This week my Tuesday night Bible class, The Jewish Context of the Bible, was on the Romans. You can find the audio online at the website of Prestoncrest Church of Christ and also on my Audio Lessons page (along with the handout).
In the lesson we talked about Roman history and how the evolution of the Roman Triumphal Procession became a powerful symbol for the believers in Rome who Mark was writing1. I’d like to go a bit deeper into one particular aspect of the Markan crucifixion narrative now with a short study on a brutal game that Roman soldiers played, likely with Jesus as their target.
In the Roman Army the soldiers would be stationed all over the known world, many times very far away from home. It was often a boring job as the day to day routine played itself out. While Judea was a volotile province it was still probably a pretty boring job being a legionnaire from day to day and so the soldiers played games to pass the time. On the floor of the Antonia fortress in Jerusalem (today a convent – The Sisters of Zion – is built over the site) which is where Jesus was tried by Pilate, archeologists have found the markings of the game known as The Game of the King.
It was played with sheep’s knuckles as dice and they would roll those dice on a playing board. The soldiers would pick one of their own and make him the “king”. They would give him robe, a crown, a scepter, and they would pay homage to him. During the course of the day the soldiers would gamble for all of his possessions – clothes, wife, home back in Rome, etc, culminating in gambling for who got to kill him. These Roman soldiers would pick some poor hapless new recruit and they’d make a game out of killing him. A terrible initiation ritual, but it shows you the brutality of the Roman legions. Most of them weren’t nice people.
Somewhere along the way, perhaps Caesar Augustus in his sweeping reforms, outlawed the playing of the game because it was hurting morale and he was losing good troops, so the soldiers then moved to using condemned prisoners. Now enter the condemned prisoner, the rabbi Jesus. He was made to look like a king by being given a robe, a crown, and a scepter. He was then mocked, beaten, spit upon, while they pretended to pay homage to him. Eventually all of his belongings were gambled on as they “cast lots” which was done with sheep’s knuckle dice and they killed him.
It strikes me as amazing that the reason the soldiers were all called together was to play this game with the condemned Jesus, but it served God’s eternal plan in ways they couldn’t have comprehended. First, it fulfilled prophecy. He was beaten and hurt for our sins (Isaiah 53) and they gambled for his clothes (Psalm 22:18). Second, it brought them together and caused them to do all the things in the right order as to start the triumphal procession like we talked about in class. It blows my mind that God would have things set up so perfectly that this game the soldiers played allowed for Mark to write to those Christians in Rome and fully compare – line by line, detail by detail – Jesus’ walk to the cross like the Caesar’s in Rome.
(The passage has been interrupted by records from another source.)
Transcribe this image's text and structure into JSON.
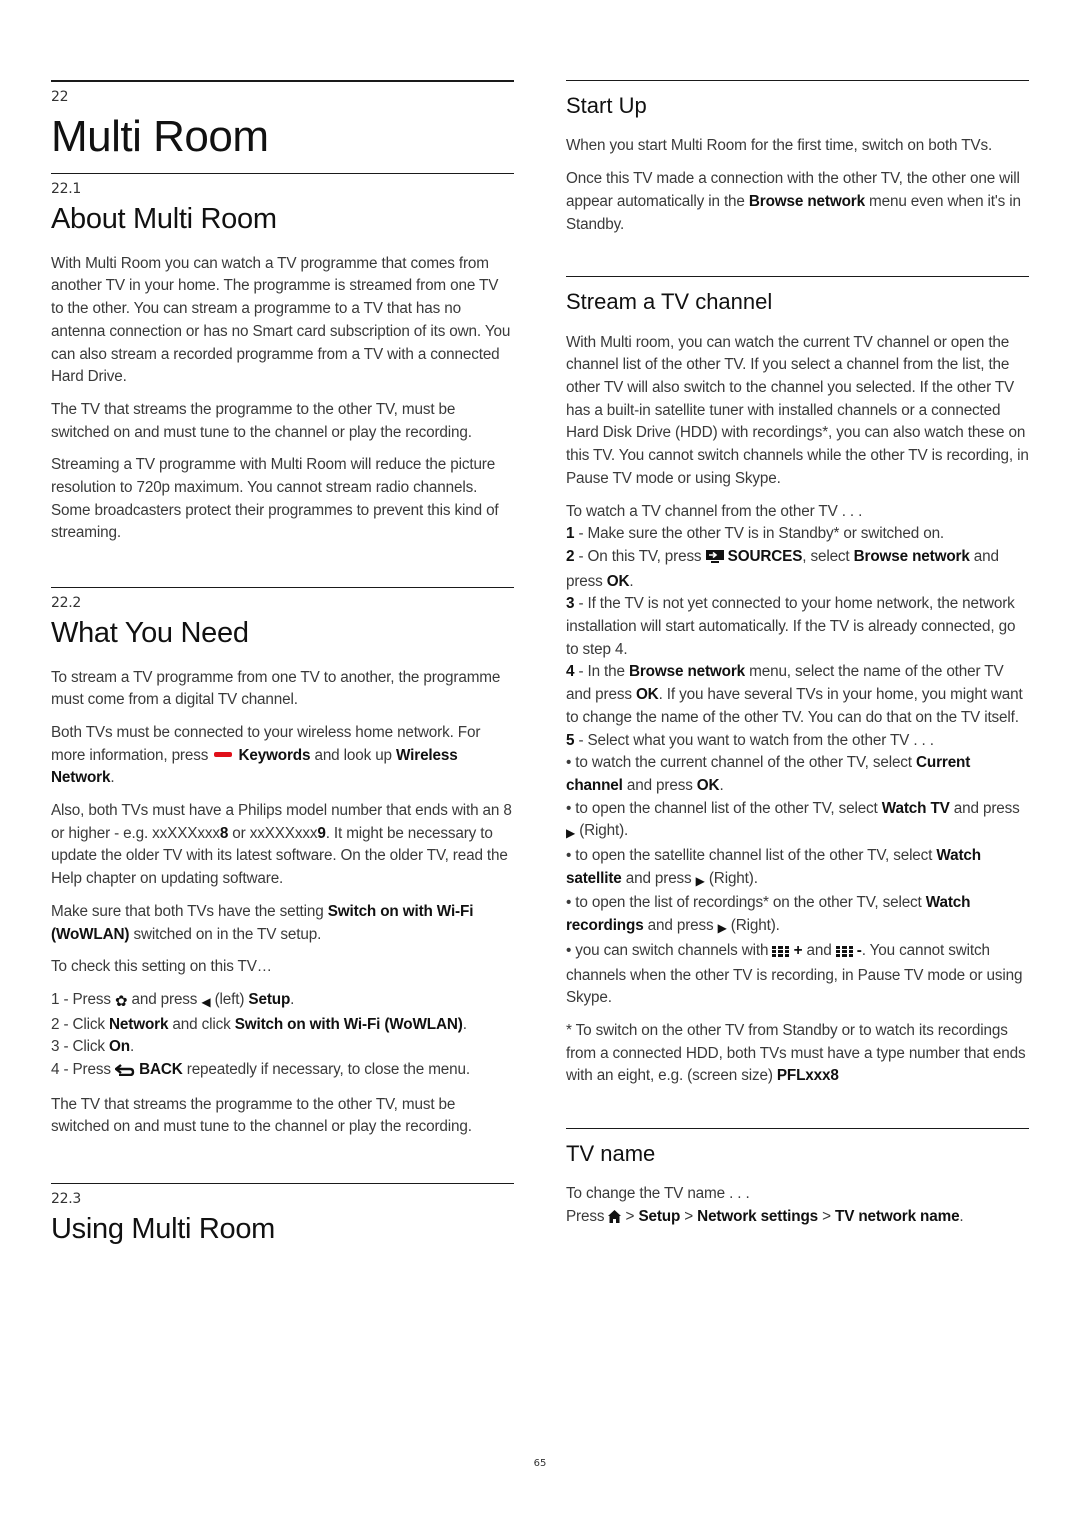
{
  "chapter": {
    "number": "22",
    "title": "Multi Room"
  },
  "sections": {
    "about": {
      "number": "22.1",
      "title": "About Multi Room",
      "paragraphs": [
        "With Multi Room you can watch a TV programme that comes from another TV in your home. The programme is streamed from one TV to the other. You can stream a programme to a TV that has no antenna connection or has no Smart card subscription of its own. You can also stream a recorded programme from a TV with a connected Hard Drive.",
        "The TV that streams the programme to the other TV, must be switched on and must tune to the channel or play the recording.",
        "Streaming a TV programme with Multi Room will reduce the picture resolution to 720p maximum. You cannot stream radio channels. Some broadcasters protect their programmes to prevent this kind of streaming."
      ]
    },
    "need": {
      "number": "22.2",
      "title": "What You Need",
      "p1": "To stream a TV programme from one TV to another, the programme must come from a digital TV channel.",
      "p2_a": "Both TVs must be connected to your wireless home network. For more information, press ",
      "p2_key": "Keywords",
      "p2_b": " and look up ",
      "p2_term": "Wireless Network",
      "p2_c": ".",
      "p3_a": "Also, both TVs must have a Philips model number that ends with an 8 or higher - e.g. xxXXXxxx",
      "p3_n1": "8",
      "p3_b": " or xxXXXxxx",
      "p3_n2": "9",
      "p3_c": ". It might be necessary to update the older TV with its latest software. On the older TV, read the Help chapter on updating software.",
      "p4_a": "Make sure that both TVs have the setting ",
      "p4_term": "Switch on with Wi-Fi (WoWLAN)",
      "p4_b": " switched on in the TV setup.",
      "p5": "To check this setting on this TV…",
      "steps": {
        "s1_a": "1 - Press ",
        "s1_b": " and press ",
        "s1_c": " (left) ",
        "s1_term": "Setup",
        "s1_d": ".",
        "s2_a": "2 - Click ",
        "s2_term1": "Network",
        "s2_b": " and click ",
        "s2_term2": "Switch on with Wi-Fi (WoWLAN)",
        "s2_c": ".",
        "s3_a": "3 - Click ",
        "s3_term": "On",
        "s3_b": ".",
        "s4_a": "4 - Press ",
        "s4_term": "BACK",
        "s4_b": " repeatedly if necessary, to close the menu."
      },
      "p6": "The TV that streams the programme to the other TV, must be switched on and must tune to the channel or play the recording."
    },
    "using": {
      "number": "22.3",
      "title": "Using Multi Room"
    },
    "startup": {
      "title": "Start Up",
      "p1": "When you start Multi Room for the first time, switch on both TVs.",
      "p2_a": "Once this TV made a connection with the other TV, the other one will appear automatically in the ",
      "p2_term": "Browse network",
      "p2_b": " menu even when it's in Standby."
    },
    "stream": {
      "title": "Stream a TV channel",
      "p1": " With Multi room, you can watch the current TV channel or open the channel list of the other TV. If you select a channel from the list, the other TV will also switch to the channel you selected. If the other TV has a built-in satellite tuner with installed channels or a connected Hard Disk Drive (HDD) with recordings*, you can also watch these on this TV. You cannot switch channels while the other TV is recording, in Pause TV mode or using Skype.",
      "intro": "To watch a TV channel from the other TV . . .",
      "step1_n": "1",
      "step1": " - Make sure the other TV is in Standby* or switched on.",
      "step2_n": "2",
      "step2_a": " - On this TV, press ",
      "step2_key": "SOURCES",
      "step2_b": ", select ",
      "step2_term": "Browse network",
      "step2_c": " and press ",
      "step2_ok": "OK",
      "step2_d": ".",
      "step3_n": "3",
      "step3": " - If the TV is not yet connected to your home network, the network installation will start automatically. If the TV is already connected, go to step 4.",
      "step4_n": "4",
      "step4_a": " - In the ",
      "step4_term": "Browse network",
      "step4_b": " menu, select the name of the other TV and press ",
      "step4_ok": "OK",
      "step4_c": ". If you have several TVs in your home, you might want to change the name of the other TV. You can do that on the TV itself.",
      "step5_n": "5",
      "step5": " - Select what you want to watch from the other TV . . .",
      "b1_a": "• to watch the current channel of the other TV, select ",
      "b1_term": "Current channel",
      "b1_b": " and press ",
      "b1_ok": "OK",
      "b1_c": ".",
      "b2_a": "• to open the channel list of the other TV, select ",
      "b2_term": "Watch TV",
      "b2_b": " and press ",
      "b2_c": " (Right).",
      "b3_a": "• to open the satellite channel list of the other TV, select ",
      "b3_term": "Watch satellite",
      "b3_b": " and press ",
      "b3_c": " (Right).",
      "b4_a": "• to open the list of recordings* on the other TV, select ",
      "b4_term": "Watch recordings",
      "b4_b": " and press ",
      "b4_c": " (Right).",
      "b5_a": "• you can switch channels with ",
      "b5_plus": "+",
      "b5_b": " and ",
      "b5_minus": "-",
      "b5_c": ". You cannot switch channels when the other TV is recording, in Pause TV mode or using Skype.",
      "note_a": "* To switch on the other TV from Standby or to watch its recordings from a connected HDD, both TVs must have a type number that ends with an eight, e.g. (screen size) ",
      "note_term": "PFLxxx8"
    },
    "tvname": {
      "title": "TV name",
      "p1": "To change the TV name . . .",
      "p2_a": "Press ",
      "sep": " > ",
      "path1": "Setup",
      "path2": "Network settings",
      "path3": "TV network name",
      "p2_end": "."
    }
  },
  "footer": {
    "page_number": "65"
  },
  "colors": {
    "red_key": "#e0101a",
    "heading": "#111111",
    "body_text": "#3a3a3a"
  },
  "icons": {
    "red_key": "red-color-key-icon",
    "settings": "gear-icon",
    "left": "triangle-left-icon",
    "back": "back-arrow-icon",
    "sources": "sources-icon",
    "right": "triangle-right-icon",
    "channel_list": "channel-list-icon",
    "home": "home-icon"
  }
}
I think in a certain way, we still play The Game of the King today. Many times we give God all the right attention but our words of praise are a hollow mockery based on the way we live our lives.
“Why are you so polite with me, always saying ‘Yes, sir,’ and ‘That’s right, sir,’ but never doing a thing I tell you? These words I speak to you are not mere additions to your life, homeowner improvements to your standard of living. They are foundation words, words to build a life on.” (Luke 6:46-47, The Message)
Today there are many people who call out to God through declaring Jesus the Messiah and ruler of their life, but knowingly and willingly fail to obey. Of course, as believers in Jesus we are covered by the Grace of God and we cannot do anything to earn salvation – but that’s only part of the picture. God desires people who will do his will and merely acknowledging Jesus with your lips is no real belief, as Jesus said himself:
“Not everyone who says to me, ‘Lord, Lord,’ will enter the kingdom of heaven, but only he who does the will of my Father who is in heaven.” (Matthew 7:21, NIV)
Jesus declares that his true followers are the ones who put his words into practice. Don’t let your crying out to God be a mockery like The Game of the King, but instead I speak these words of Paul:
“As a prisoner for the Lord, then, I urge you to live a life worthy of the calling you have received.” (Ephesians 4:1)
Peace to you,
1. For those who didn’t get the info, the comparison of the Mark crucifixion narrative to a Roman triumphal procession that we talked about in class was from an article by T.E. Schmidt in the January 1995 edition of New Testament Studies, Vol. 41 Iss. 1. I found a copy of it at the library of Dallas Theological Seminary and it cost me $1.80 to copy it at their copy machines. You can find it online at Cambridge Journals Online for $15, though I enjoyed actually going to the library because I found a couple other useful articles by a favorite author of mine, Dr. Brad H. Young (who is also in the Jan 1995 issue of NTS).